YOUR INSTRUCTIONS:
Restate all of the records below exactly. Do not carry over any image.
** DATA RECORDS follows **
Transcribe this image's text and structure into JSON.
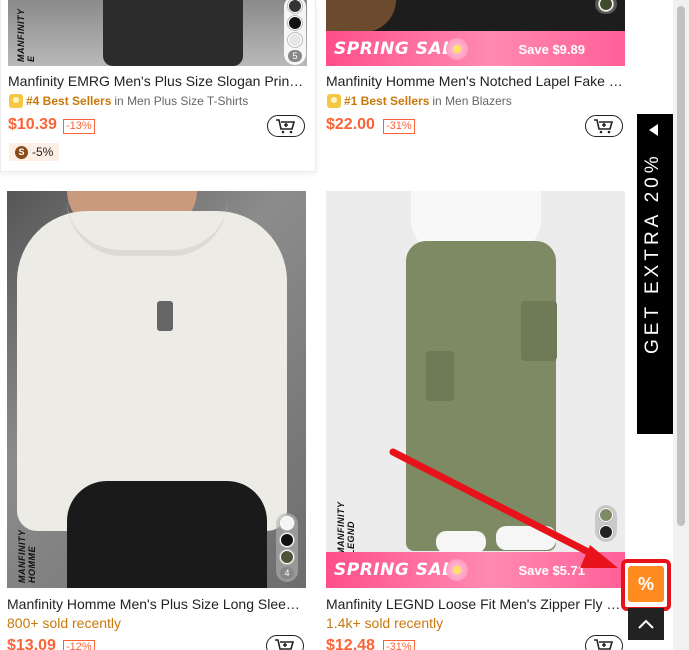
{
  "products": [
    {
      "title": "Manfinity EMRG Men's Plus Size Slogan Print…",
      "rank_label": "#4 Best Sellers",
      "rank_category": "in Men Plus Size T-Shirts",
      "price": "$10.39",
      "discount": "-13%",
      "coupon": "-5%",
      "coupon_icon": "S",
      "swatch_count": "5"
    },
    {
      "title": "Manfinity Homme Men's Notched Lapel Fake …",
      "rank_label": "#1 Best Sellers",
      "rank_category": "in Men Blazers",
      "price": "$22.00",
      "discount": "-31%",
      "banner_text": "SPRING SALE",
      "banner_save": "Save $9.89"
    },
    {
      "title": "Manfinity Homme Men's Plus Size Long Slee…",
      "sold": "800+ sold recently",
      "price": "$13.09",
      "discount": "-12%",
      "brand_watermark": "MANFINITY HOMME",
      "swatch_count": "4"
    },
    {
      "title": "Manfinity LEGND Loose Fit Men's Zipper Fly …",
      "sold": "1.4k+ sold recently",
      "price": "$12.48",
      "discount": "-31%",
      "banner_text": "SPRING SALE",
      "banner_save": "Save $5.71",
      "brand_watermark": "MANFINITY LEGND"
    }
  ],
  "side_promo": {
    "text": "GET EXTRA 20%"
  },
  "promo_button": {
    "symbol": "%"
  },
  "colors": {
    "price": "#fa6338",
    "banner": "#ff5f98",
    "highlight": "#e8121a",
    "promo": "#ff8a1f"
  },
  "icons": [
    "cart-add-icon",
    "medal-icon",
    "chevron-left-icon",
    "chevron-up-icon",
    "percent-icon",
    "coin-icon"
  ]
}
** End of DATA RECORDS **
RESPONSE BOX:
Transcribe this image's text and structure into JSON.
{
  "products": [
    {
      "title": "Manfinity EMRG Men's Plus Size Slogan Print…",
      "rank_label": "#4 Best Sellers",
      "rank_category": "in Men Plus Size T-Shirts",
      "price": "$10.39",
      "discount": "-13%",
      "coupon": "-5%",
      "coupon_icon": "S",
      "swatch_count": "5"
    },
    {
      "title": "Manfinity Homme Men's Notched Lapel Fake …",
      "rank_label": "#1 Best Sellers",
      "rank_category": "in Men Blazers",
      "price": "$22.00",
      "discount": "-31%",
      "banner_text": "SPRING SALE",
      "banner_save": "Save $9.89"
    },
    {
      "title": "Manfinity Homme Men's Plus Size Long Slee…",
      "sold": "800+ sold recently",
      "price": "$13.09",
      "discount": "-12%",
      "brand_watermark": "MANFINITY HOMME",
      "swatch_count": "4"
    },
    {
      "title": "Manfinity LEGND Loose Fit Men's Zipper Fly …",
      "sold": "1.4k+ sold recently",
      "price": "$12.48",
      "discount": "-31%",
      "banner_text": "SPRING SALE",
      "banner_save": "Save $5.71",
      "brand_watermark": "MANFINITY LEGND"
    }
  ],
  "side_promo": {
    "text": "GET EXTRA 20%"
  },
  "promo_button": {
    "symbol": "%"
  },
  "colors": {
    "price": "#fa6338",
    "banner": "#ff5f98",
    "highlight": "#e8121a",
    "promo": "#ff8a1f"
  },
  "icons": [
    "cart-add-icon",
    "medal-icon",
    "chevron-left-icon",
    "chevron-up-icon",
    "percent-icon",
    "coin-icon"
  ]
}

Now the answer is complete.